The Captain George W. Russell Presentations Pitchers

Ceramics in America 2016

Full Article
Contents
  • Figure 1
    Figure 1

    Presentation pitchers, attributed to Limoges, France, 1855–1859. Porcelain, enamels, and gilt. H. 11 1/2". Gilt inscriptions: on steamer Louisiana “Capt G.W. Russell”; around the foot rim: “FROM THE ALL BE CLUB” (Private collection; unless otherwise noted, all photos by Robert Hunter.) The commission of the pitchers dates to 1859. This view shows the enameled decoration.

  • Figure 2
    Figure 2

    The reverse of the pitchers illustrated in fig. 1, with the enameled decoration of the brig James B. George. Around the foot rim is the gilt inscription: (left) “GEO. W HERRING. ROBERT COOK”; (right) “A. J. GEORGE. GEO. M. BOKEE” 

  • Figure 3
    Figure 3

    Detail showing the inscription on the foot rim of the pitchers illustrated in fig. 1: “FROM THE ALL BE CLUB” in gilt block letters.

  • Figure 4
    Figure 4

    Detail of the inscription on the foot rim of the pitcher illustrated on the left in fig. 2

  • Figure 5
    Figure 5

    Detail of the inscription on the foot rim of the pitcher illustrated on the right in fig. 2.

  • Figure 6
    Figure 6

    Detail of the steamship Louisiana on one of the pitchers illustrated in fig. 1.

  • Figure 7
    Figure 7

    Detail of the brig James B. George on one of the pitchers illustrated in fig. 1.

  • Figure 8
    Figure 8

    Detail of the inscription on the bow of the brig. Although the inscription reads “J. B. GEORGE JR,” no evidence for this exact name exists, the closest being James B. George, of which in 1859 Captain George W. Russell was a co-owner.

  • Figure 9
    Figure 9

    Detail of the molding below the spout of the pitchers illustrated in fig. 1. The molding takes the form of a fig leaf with fruit highlighted in gilt.

  • Figure 10
    Figure 10

    Detail of the molding of the handle terminal of the pitchers illustrated in fig. 1. The molding takes the form of a fig leaf.

  • Figure 11
    Figure 11

    Plate, France or Germany, decorated by Rudolph Lux, New Orleans, Louisiana, 1868. Porcelain, enamels, and gilt.
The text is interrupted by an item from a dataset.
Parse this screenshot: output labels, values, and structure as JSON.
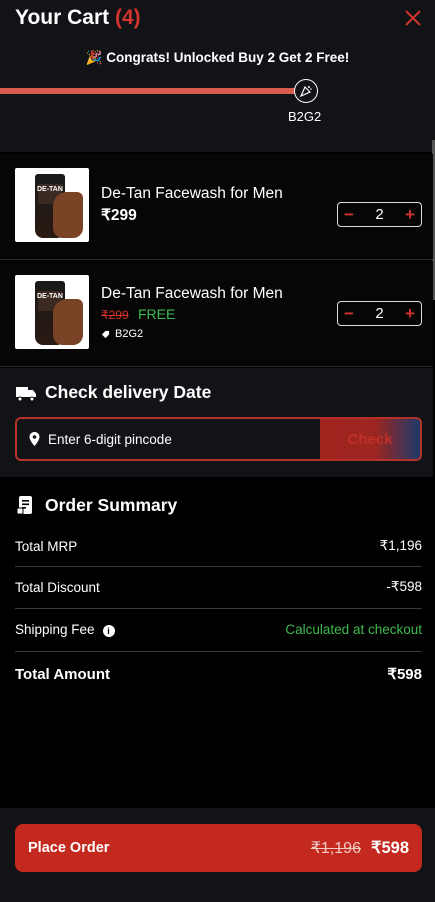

D. 8 7/16". Inscribed: “Sam Montgomery / Master” (Courtesy, The Bayou Bend Collection, museum purchase funded by the Houston Junior Woman’s Club.) The steamer is named after the “Celebrated Horse” Dexter, immortalized in an 1867 Currier & Ives print, The King of the World.

  • Figure 12
    Figure 12

    Louisiana, unidentified artist, 1850s. Lithograph. 7 1/2" x 19". (Courtesy, The Mariners’ Museum.)

  • Figure 13
    Figure 13

    Alfred Rudolph Waud (1828–1891), Steamer Louisiana now running between Baltimore & Fort Monroe, 1861–1865. Pencil drawing on paper. 3 3/8" x 5 3/8". (Morgan collection of Civil War drawings, Library of Congress Prints and Photo­graphs Division, Washington, D.C.; available online at https://www.loc.gov/resource/ppmsca.21373/)

  • Figure 14
    Figure 14

    Album quilt, American, Baltimore, Maryland, 1852.  Cotton, velvet, silk; silk and/or cotton embroidery threads, ink. 89 3/4" x 88 1/4". (Courtesy, The Baltimore Museum of Art: Purchase with exchange funds from Gift of Edith Ferry Hooper, The Aaron Strauss and Lillie Strauss Founndation, and Mrs. Frank Kent, and Bequest of Alfred Duane Pell, BMA 1971.36.1.) Presented by the friends of Captain George W. Russell. Designer: Attributed to Mary Simon (née Heidenroder.)

  • Figure 15
    Figure 15

    Detail of the album quilt illustrated in fig. 14.